Ex-TikTok Employee Turns On Company, Meets With Congress
A former TikTok employee is speaking out about the Chinese-owned social media platform’s flaws concerning data security, and has reportedly been meeting with members of Congress to discuss the matter.
According to a report from the Washington Post, the former employee was a risk manager at TikTok — and is now expressing his concerns about their strategy for safeguarding data of U.S. users.
The former employee, who worked for six months in TikTok’s Trust and Safety division until leaving the company in early 2022, has reportedly met with congressional investigators to discuss evidence of his concerns amid discussions among federal lawmakers about a potential nationwide ban on the wildly popular social media app.
TikTok disputes the former employee’s claims, but this is not the first time that there have been privacy concerns surrounding the Chinese-owned app.
Sen. Marco Rubio (R-FL) even got FBI Director Christopher Wray to acknowledge that China would be able to “use TikTok to control data on millions of users.”
The Washington Post exclusively interviewed the former TikTok employee, who stated that the social media company’s data security flaws could result in more than 100 million American TikTok users being vulnerable to China-based employees who work for TikTok’s parent company Bytedance.
Meanwhile, the Chinese-owned social media app is currently scrambling to enact updated safety regulations designed to protect American users’ data from the Chinese government as part of a plan known as Project Texas.
TikTok has been promoting the $1.5 billion restructuring project around Washington, D.C. — but these new allegations threaten the plan.
The former employee has reportedly told congressional investigators that Project Texas will not be sufficient to address these concerns — arguing that there will need to be a “complete re-engineering” of how TikTok works to actually solve data security issues.

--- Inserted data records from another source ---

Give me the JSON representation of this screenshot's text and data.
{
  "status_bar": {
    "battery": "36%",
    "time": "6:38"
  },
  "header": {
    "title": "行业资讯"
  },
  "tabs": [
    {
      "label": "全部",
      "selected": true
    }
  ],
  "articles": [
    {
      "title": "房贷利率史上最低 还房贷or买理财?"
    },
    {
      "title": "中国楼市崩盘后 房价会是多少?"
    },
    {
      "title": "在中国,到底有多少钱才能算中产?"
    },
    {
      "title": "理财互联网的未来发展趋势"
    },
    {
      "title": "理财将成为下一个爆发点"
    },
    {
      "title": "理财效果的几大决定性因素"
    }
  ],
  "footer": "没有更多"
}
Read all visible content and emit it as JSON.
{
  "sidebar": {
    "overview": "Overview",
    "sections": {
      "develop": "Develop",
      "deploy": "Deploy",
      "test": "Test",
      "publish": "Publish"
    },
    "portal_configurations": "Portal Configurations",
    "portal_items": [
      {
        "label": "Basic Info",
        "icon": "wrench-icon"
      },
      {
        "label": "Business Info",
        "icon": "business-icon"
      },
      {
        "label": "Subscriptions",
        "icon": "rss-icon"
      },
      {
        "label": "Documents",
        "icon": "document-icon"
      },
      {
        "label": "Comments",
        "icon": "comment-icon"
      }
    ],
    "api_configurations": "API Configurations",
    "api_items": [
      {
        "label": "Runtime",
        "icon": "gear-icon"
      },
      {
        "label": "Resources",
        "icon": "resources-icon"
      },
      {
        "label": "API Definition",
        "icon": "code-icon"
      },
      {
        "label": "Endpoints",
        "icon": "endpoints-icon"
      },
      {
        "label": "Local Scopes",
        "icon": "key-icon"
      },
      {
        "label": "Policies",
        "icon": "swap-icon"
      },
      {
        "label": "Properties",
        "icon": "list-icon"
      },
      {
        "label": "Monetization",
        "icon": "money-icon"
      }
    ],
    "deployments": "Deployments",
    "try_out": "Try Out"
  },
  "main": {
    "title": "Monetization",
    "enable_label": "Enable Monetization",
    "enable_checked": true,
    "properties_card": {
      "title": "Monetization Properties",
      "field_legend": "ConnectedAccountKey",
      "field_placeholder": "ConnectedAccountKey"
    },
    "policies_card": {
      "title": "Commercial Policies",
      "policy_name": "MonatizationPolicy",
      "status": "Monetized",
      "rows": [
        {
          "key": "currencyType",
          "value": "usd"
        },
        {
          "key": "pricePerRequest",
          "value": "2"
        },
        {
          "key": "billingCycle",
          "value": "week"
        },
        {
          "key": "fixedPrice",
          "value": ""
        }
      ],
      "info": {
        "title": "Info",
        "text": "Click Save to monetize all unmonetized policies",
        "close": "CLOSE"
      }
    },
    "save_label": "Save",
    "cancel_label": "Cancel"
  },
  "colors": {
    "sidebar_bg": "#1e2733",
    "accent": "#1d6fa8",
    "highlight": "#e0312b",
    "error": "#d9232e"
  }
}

This news comes after it was revealed that ByteDance employees had accessed the user data of several Americans — including Forbes journalist Emily Baker-White, who has published numerous articles criticizing the Chinese-owned company.
According to Forbes, “An internal investigation by ByteDance, the parent company of video-sharing platform TikTok, found that employees tracked multiple journalists covering the company, improperly gaining access to their IP addresses and user data in an attempt to identify whether they had been in the same locales as ByteDance employees.”